Gaddafi in landmark deal with Libya's colonial master

BENGHAZI, Libya – Muammar Gaddafi said on Monday Libya would grant Italy privileges in investments in oil, gas and other business to reward it for compensating Tripoli for its colonial rule of the North African state.

"Libya will benefit from its strengthened relations with Italy. Italy will be have priority in oil and gas and other investments beacuse it is a friendly state," said Gaddafi, addressing his supporters on the 39th anniversary of the army coup that brought him to power.

Gaddafi’s speech was broadcast live on Libyan state television.

Italian Prime Minister Silvio Berlusconi signed the landmark deal on Saturday in Benghazi to pay $5 billion in compensation for misdeeds during its 1911-1943 colonial rule.

Italy has had difficult relations with Gaddafi since he took power in 1969. He expelled Italian residents and confiscated their property in 1970.

But Rome backed Tripoli’s drive to mend fences with the West, which have improved dramatically since 2003 when Libya accepted responsibility for the 1988 bombing of Pan Am Flight 103 over Lockerbie, Scotland.

Libya has also said it will stop pursuing nuclear, chemical or biological weapons.

Gaddafi said the deal with Italy set a precedent in international relations.

"No one believed that a day would come when a colonial state apologises, expresses regret and pays compensation for its colonisation," he said.

Comparing Tripoli’s newly strengthened ties with Italy with thawing relations with the United States, Gaddafi said:

"We are not ambitious to be friends with the United States. We just want them to leave us alone and we leave them alone."

On August 14 Libya signed a deal with the United States to settle claims for compensation against each other for bombings.

U.S. victims covered include those who died in the Lockerbie bombing, which killed 270 people, and the 1986 attack on a Berlin disco that killed three people and wounded 229.

It also covers Libyans killed in 1986 when U.S. planes bombed Tripoli and Benghazi. Forty people died.

Gaddafi praised Qatar and the United Arab Emirates in playing a role in reaching the deal with Washington.

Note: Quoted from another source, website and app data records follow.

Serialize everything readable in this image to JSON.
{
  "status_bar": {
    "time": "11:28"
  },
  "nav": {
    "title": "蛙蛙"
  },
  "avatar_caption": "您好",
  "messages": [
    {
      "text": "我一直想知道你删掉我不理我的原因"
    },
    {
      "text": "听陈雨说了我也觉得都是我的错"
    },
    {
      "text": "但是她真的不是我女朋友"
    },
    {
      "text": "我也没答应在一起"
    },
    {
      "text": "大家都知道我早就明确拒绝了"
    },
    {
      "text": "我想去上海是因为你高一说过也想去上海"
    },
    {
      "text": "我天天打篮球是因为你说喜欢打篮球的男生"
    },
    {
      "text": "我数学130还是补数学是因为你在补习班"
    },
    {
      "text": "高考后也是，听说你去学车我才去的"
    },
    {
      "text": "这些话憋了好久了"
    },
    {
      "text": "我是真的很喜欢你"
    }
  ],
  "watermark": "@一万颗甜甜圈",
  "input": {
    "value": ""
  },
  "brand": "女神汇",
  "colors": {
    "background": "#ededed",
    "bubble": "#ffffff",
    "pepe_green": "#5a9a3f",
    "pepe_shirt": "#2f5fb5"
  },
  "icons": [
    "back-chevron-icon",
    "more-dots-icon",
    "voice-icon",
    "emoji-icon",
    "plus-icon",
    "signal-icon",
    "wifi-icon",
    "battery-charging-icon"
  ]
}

"The truth that the great help came from small Arab countries, which are Qatar and United Arab Emirates," he said, without giving details. Reuters